DSG's reliance on the cited decision is misplaced; DSG fails to recognize the distinction in our case law between protests challenging exercise of options and those challenging non-exercise of options. Because FAR Sec. 17.207 permits option exercise only when exercise of an option is determined to be the most advantageous method of fulfilling the government's needs, we review challenges to the exercise of an option to ensure that the agency properly made that determination and did not exercise an option under circumstances where a new competition should have been conducted. See AAA Eng'g & Drafting, Inc., B-236034.2, Mar. 26, 1992, 92-1 CPD Para. 307; Magnavox Elec. Sys. Co., B-231795, Nov. 2, 1988, 88-2 CPD Para. 431; Fraser-Volpe Corp., B-193192, Jan. 29, 1979, 79-1 CPD Para. 60. That is what we did in the case cited by DSG.

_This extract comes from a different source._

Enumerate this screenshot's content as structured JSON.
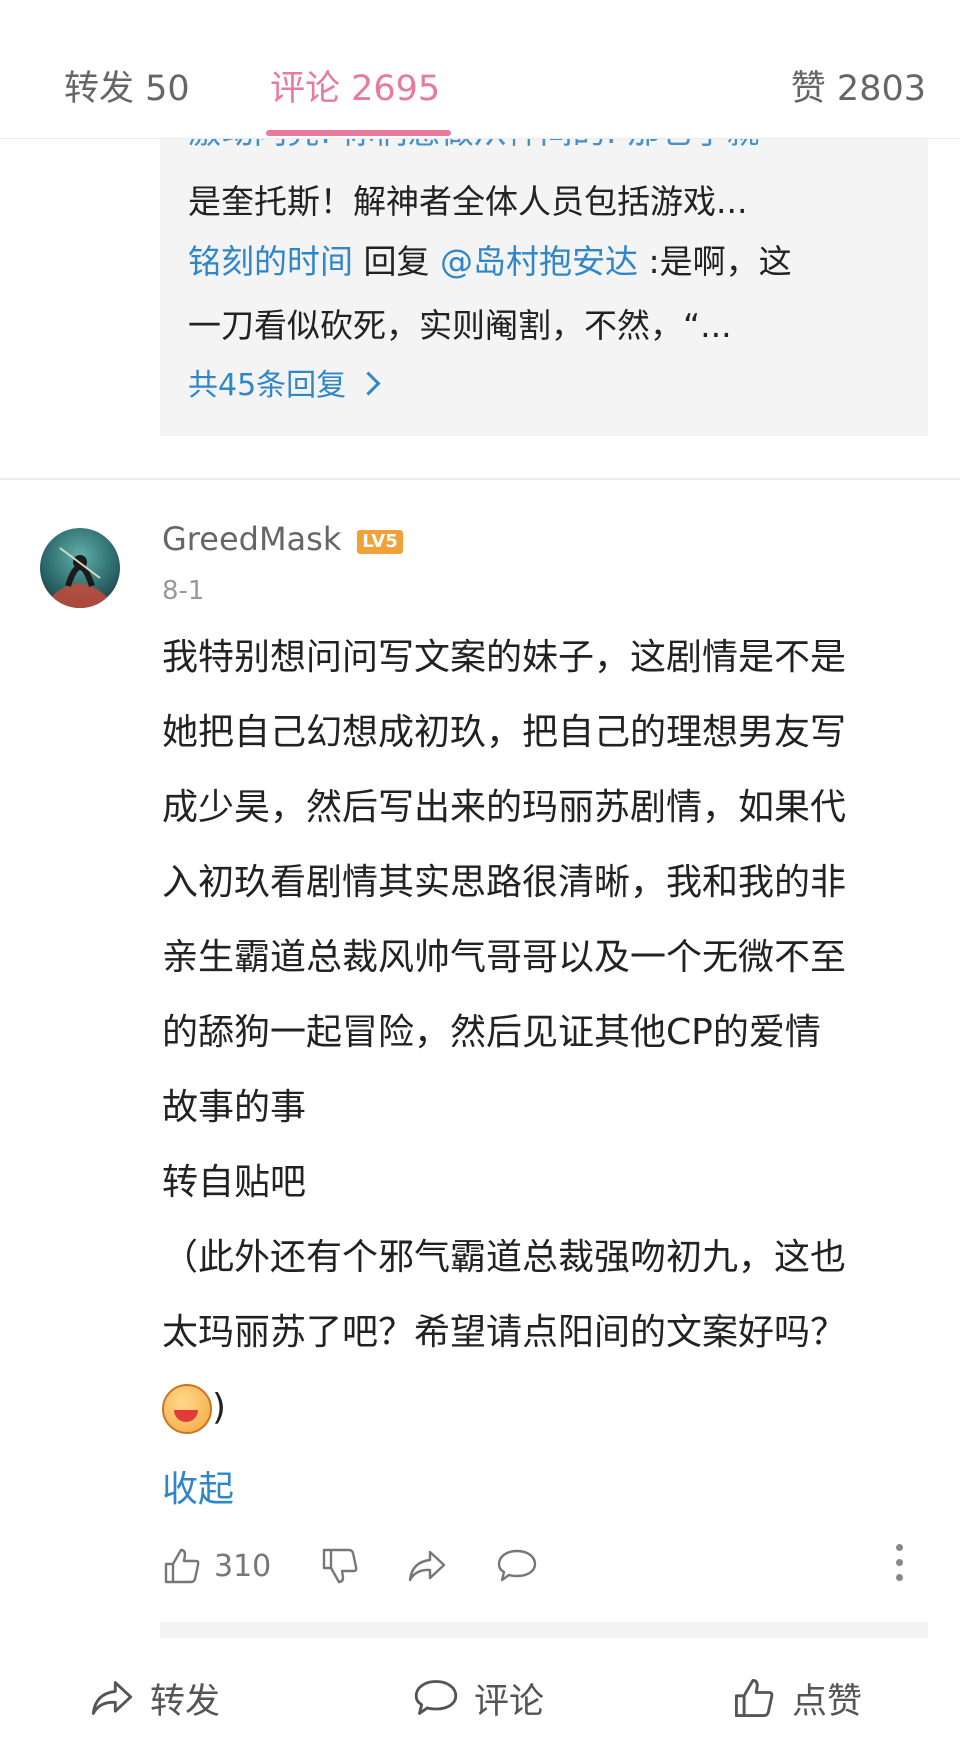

We generally will not review an agency's decision not to exercise an option, however, since the matter is purely one of contract administration; it does not involve the failure to conduct a required competition and under the usual government contract option clause the option is exercisable at the sole discretion of the government--that is, a contracts has no legal right whatsoever to compel the government to exercise an option. See C. G. Ashe Enters., 56 Comp.Gen. 397 (1977), 77-1 CPD Para. 166; Interstate Equip. Sales, B-222213, Mar. 19, 1986, 86-1 CPD Para. 274. The only circumstance in which we review the failure to exercise an option is where there has been a competition among incumbent contractors to determine which contractor's option will be exercised. Fjellestad, Barrett and Short, B-248391, Aug. 21, 1992, 92-2 CPD Para. 118; Walmac, Inc., B-244741, Oct. 22, 1991, 91-2 CPD Para. 358.
Here, the Navy decided not to exercise the option in DSG's contract. The possibility that the decision was made by an official other than the contracting officer does not change the fact that the option non-exercise decision process is a matter of contract administration that is outside the scope of our bid protest role. Moreover, since under the FAR it is only the contracting officer who can exercise a contract option, it follows that where an option is not exercised it is necessarily the contracting officer who did not exercise it.
The decision is affirmed.
1. In two cases where we reviewed the agency's non-exercise of a contractor's option, Mine Safety Appliances Co., 69 Comp.Gen. 562 (1990), 90-2 CPD Para. 11, and Westinghouse Elec. Corp., 59 Comp.Gen. 328 (1978), 78-1 CPD Para. 181, the agency had parallel development contracts with two firms whose contracts provided that one of the firms would be selected to furnish the option quantities. In Honeywell, Inc., B-244555, Oct. 29, 1991, 91-2 CPD Para. 390, the agency asked for what it termed "best and final offers" from two of its contractors to determine which firm would furnish items to a foreign government under a contract option. Since the selection of the contractor for the option quantities in each case resulted from a competition, review of the selection decision was within the scope of our bid protest function.